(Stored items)

• • • •

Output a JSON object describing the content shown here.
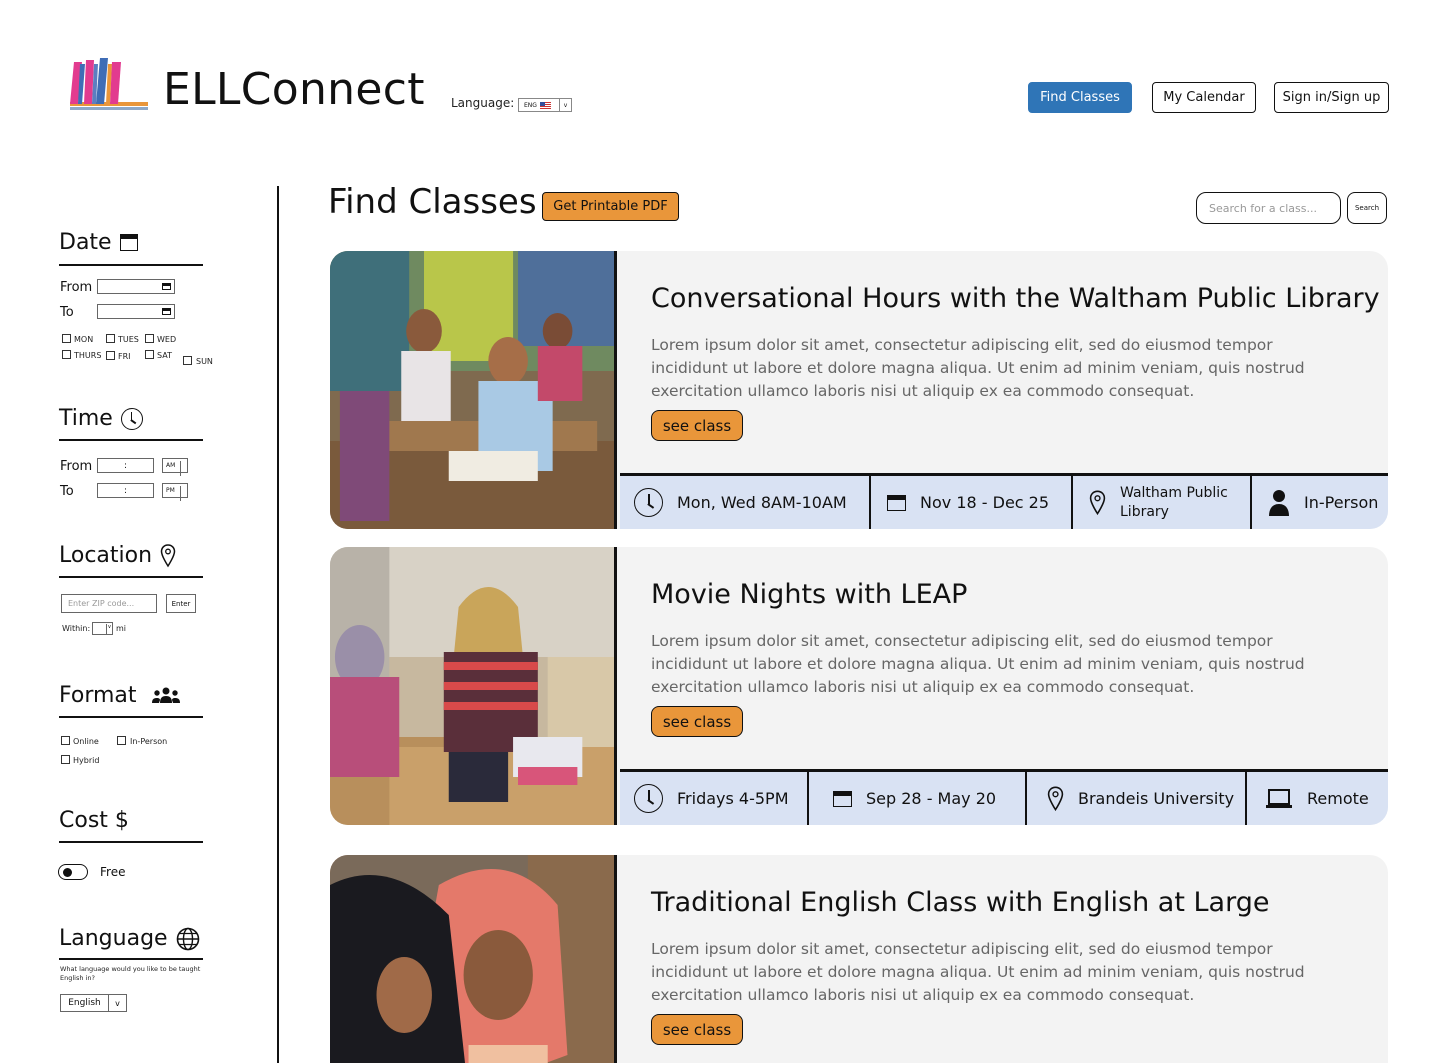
{
  "app": {
    "name": "ELLConnect",
    "language_label": "Language:",
    "language_code": "ENG"
  },
  "nav": {
    "find_classes": "Find Classes",
    "my_calendar": "My Calendar",
    "sign_in": "Sign in/Sign up"
  },
  "filters": {
    "date": {
      "title": "Date",
      "from": "From",
      "to": "To",
      "days": [
        "MON",
        "TUES",
        "WED",
        "THURS",
        "FRI",
        "SAT",
        "SUN"
      ]
    },
    "time": {
      "title": "Time",
      "from": "From",
      "to": "To",
      "placeholder": ":",
      "am": "AM",
      "pm": "PM"
    },
    "location": {
      "title": "Location",
      "zip_placeholder": "Enter ZIP code...",
      "enter": "Enter",
      "within": "Within:",
      "unit": "mi"
    },
    "format": {
      "title": "Format",
      "online": "Online",
      "in_person": "In-Person",
      "hybrid": "Hybrid"
    },
    "cost": {
      "title": "Cost $",
      "free": "Free"
    },
    "language": {
      "title": "Language",
      "question": "What language would you like to be taught English in?",
      "selected": "English",
      "arrow": "v"
    }
  },
  "main": {
    "title": "Find Classes",
    "pdf_button": "Get Printable PDF",
    "search_placeholder": "Search for a class...",
    "search_button": "Search",
    "see_class": "see class"
  },
  "classes": [
    {
      "title": "Conversational Hours with the Waltham Public Library",
      "description": "Lorem ipsum dolor sit amet, consectetur adipiscing elit, sed do eiusmod tempor incididunt ut labore et dolore magna aliqua. Ut enim ad minim veniam, quis nostrud exercitation ullamco laboris nisi ut aliquip ex ea commodo consequat.",
      "schedule": "Mon, Wed 8AM-10AM",
      "dates": "Nov 18 - Dec 25",
      "location": "Waltham Public Library",
      "format": "In-Person",
      "format_icon": "person-icon"
    },
    {
      "title": "Movie Nights with LEAP",
      "description": "Lorem ipsum dolor sit amet, consectetur adipiscing elit, sed do eiusmod tempor incididunt ut labore et dolore magna aliqua. Ut enim ad minim veniam, quis nostrud exercitation ullamco laboris nisi ut aliquip ex ea commodo consequat.",
      "schedule": "Fridays 4-5PM",
      "dates": "Sep 28 - May 20",
      "location": "Brandeis University",
      "format": "Remote",
      "format_icon": "laptop-icon"
    },
    {
      "title": "Traditional English Class with English at Large",
      "description": "Lorem ipsum dolor sit amet, consectetur adipiscing elit, sed do eiusmod tempor incididunt ut labore et dolore magna aliqua. Ut enim ad minim veniam, quis nostrud exercitation ullamco laboris nisi ut aliquip ex ea commodo consequat."
    }
  ],
  "colors": {
    "primary_blue": "#2f75b7",
    "accent_orange": "#e9963a",
    "meta_bar": "#d9e2f3",
    "card_bg": "#f3f3f3"
  }
}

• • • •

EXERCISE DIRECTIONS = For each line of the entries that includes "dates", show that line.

OUTPUT FOR THIS EXERCISE =
      "dates": "Nov 18 - Dec 25",
      "dates": "Sep 28 - May 20",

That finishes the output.